In a letter to Ismail Haniya on Saturday, the Hamas prime minister-designate, Abbas laid out fundamental disagreements with the new government's platform, reported the London-based Guardian newspaper.

Quoting sources close to Abbas, the newspaper said the letter was intended to "draw the battle lines" with Hamas. It also served as a warning to Israel and foreign powers that threats to sever aid and links were likely to strengthen rather than weaken the Islamist party.

Realpolitik

"This is a question of political timing. For now it's in our interests for Hamas to experience the complexities of government, for Hamas to face the political, economic, security crises," the Guardian quoted the source as saying.

"Abu Mazen doesn't want Hamas to fail, he wants it to transform, to accept the basic tenets of the political system."

 

"Abu Mazen doesn't want Hamas to fail, he wants it to transform, to accept the basic tenets of the political system."

Palestinian official close to President Abbas

The resistance group, whose charter calls for the destruction of Israel, has indicated that it may consider a long-time truce with the Jewish state if it withdrew from the territories it seized in 1967 – among them Arab east Jerusalem.


Israel said last week that it would boycott Hamas, which is on the terror list of the European Union and the United States.

 

Abbas also planned to delay the installation of the government until after the Israeli general elections on Tuesday, out of concern that the swearing-in of a Hamas prime minister could push some voters to the right.

 

Recognising Israel

 

In his letter to Haniya, Abbas outlined six areas where he said the Hamas cabinet's programme was "detrimental" to the Palestinian people, the Guardian reported. 

 

The letter stated that Hamas policies, including its refusal to recognise Israel, would damage or reverse "diplomatic achievements", give Israel a continued pretext for refusing to negotiate, and cost the Palestinian Authority foreign aid.

 

Abbas also said that Hamas's stand on Israel prevented the creation of a national unity government with his own Fatah party and other parties which support negotiation.

 

Sami Abu Zuhri, a Hamas spokesman, said Haniya would study Abbas's "observations".

 

Minister-designate quits

 

The new Hamas government is to
be approved formally on Monday

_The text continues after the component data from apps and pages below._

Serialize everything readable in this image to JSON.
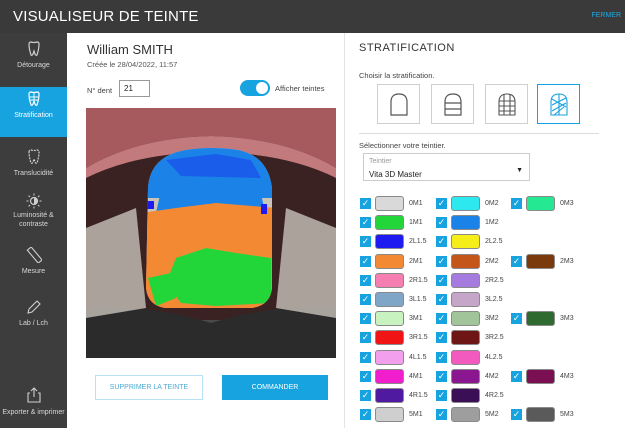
{
  "header": {
    "title": "VISUALISEUR DE TEINTE",
    "close_label": "FERMER"
  },
  "sidebar": {
    "items": [
      {
        "label": "Détourage",
        "icon": "tooth-outline-icon"
      },
      {
        "label": "Stratification",
        "icon": "layers-tooth-icon"
      },
      {
        "label": "Translucidité",
        "icon": "tooth-translucent-icon"
      },
      {
        "label": "Luminosité & contraste",
        "icon": "brightness-icon"
      },
      {
        "label": "Mesure",
        "icon": "ruler-icon"
      },
      {
        "label": "Lab / Lch",
        "icon": "pen-icon"
      },
      {
        "label": "Exporter & imprimer",
        "icon": "export-icon"
      }
    ]
  },
  "patient": {
    "name": "William SMITH",
    "created": "Créée le 28/04/2022, 11:57"
  },
  "tooth": {
    "label": "N° dent",
    "value": "21"
  },
  "show_shades": {
    "label": "Afficher teintes",
    "on": true
  },
  "buttons": {
    "delete": "SUPPRIMER LA TEINTE",
    "order": "COMMANDER"
  },
  "stratification": {
    "title": "STRATIFICATION",
    "choose_label": "Choisir la stratification.",
    "options": [
      "strat-1-icon",
      "strat-2-icon",
      "strat-3-icon",
      "strat-4-icon"
    ],
    "selected_index": 3
  },
  "shade_guide": {
    "label": "Sélectionner votre teintier.",
    "placeholder": "Teintier",
    "value": "Vita 3D Master"
  },
  "shades": [
    [
      {
        "name": "0M1",
        "color": "#d9d9d9"
      },
      {
        "name": "0M2",
        "color": "#2ee8f0"
      },
      {
        "name": "0M3",
        "color": "#25e892"
      }
    ],
    [
      {
        "name": "1M1",
        "color": "#22d63a"
      },
      {
        "name": "1M2",
        "color": "#1b82e8"
      }
    ],
    [
      {
        "name": "2L1.5",
        "color": "#1d1bf0"
      },
      {
        "name": "2L2.5",
        "color": "#f5ee18"
      }
    ],
    [
      {
        "name": "2M1",
        "color": "#f38a33"
      },
      {
        "name": "2M2",
        "color": "#c4561a"
      },
      {
        "name": "2M3",
        "color": "#7a3a0c"
      }
    ],
    [
      {
        "name": "2R1.5",
        "color": "#f57fb0"
      },
      {
        "name": "2R2.5",
        "color": "#a57be0"
      }
    ],
    [
      {
        "name": "3L1.5",
        "color": "#7fa6c6"
      },
      {
        "name": "3L2.5",
        "color": "#c6a6c8"
      }
    ],
    [
      {
        "name": "3M1",
        "color": "#c8f2c0"
      },
      {
        "name": "3M2",
        "color": "#a2c49a"
      },
      {
        "name": "3M3",
        "color": "#2f6a30"
      }
    ],
    [
      {
        "name": "3R1.5",
        "color": "#f01414"
      },
      {
        "name": "3R2.5",
        "color": "#6e1616"
      }
    ],
    [
      {
        "name": "4L1.5",
        "color": "#f2a0ee"
      },
      {
        "name": "4L2.5",
        "color": "#f25ac0"
      }
    ],
    [
      {
        "name": "4M1",
        "color": "#f01ecd"
      },
      {
        "name": "4M2",
        "color": "#8a1690"
      },
      {
        "name": "4M3",
        "color": "#7a0f52"
      }
    ],
    [
      {
        "name": "4R1.5",
        "color": "#4f1aa0"
      },
      {
        "name": "4R2.5",
        "color": "#3a0f55"
      }
    ],
    [
      {
        "name": "5M1",
        "color": "#cfcfcf"
      },
      {
        "name": "5M2",
        "color": "#9e9e9e"
      },
      {
        "name": "5M3",
        "color": "#5a5a5a"
      }
    ]
  ]
}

Meanwhile, the sole Christian minister in the prospective Hamas-dominated government said on Saturday that he was  resigning.

  

Tanas Abu Eita, from the West Bank town of Bait Sahur near Bethlehem, declined to say why he had taken the decision when asked by AFP. He was to have been the tourism minister.

  

Hamas sources confirmed that Abu Eita had tendered his  resignation and blamed local and US-led international  pressure.

  

"We are now looking for another Christian to replace him," a Hamas spokesman said.

  

Abu Eitta was one of the few independents in the government line-up after all other factions represented in parliament declined to join it.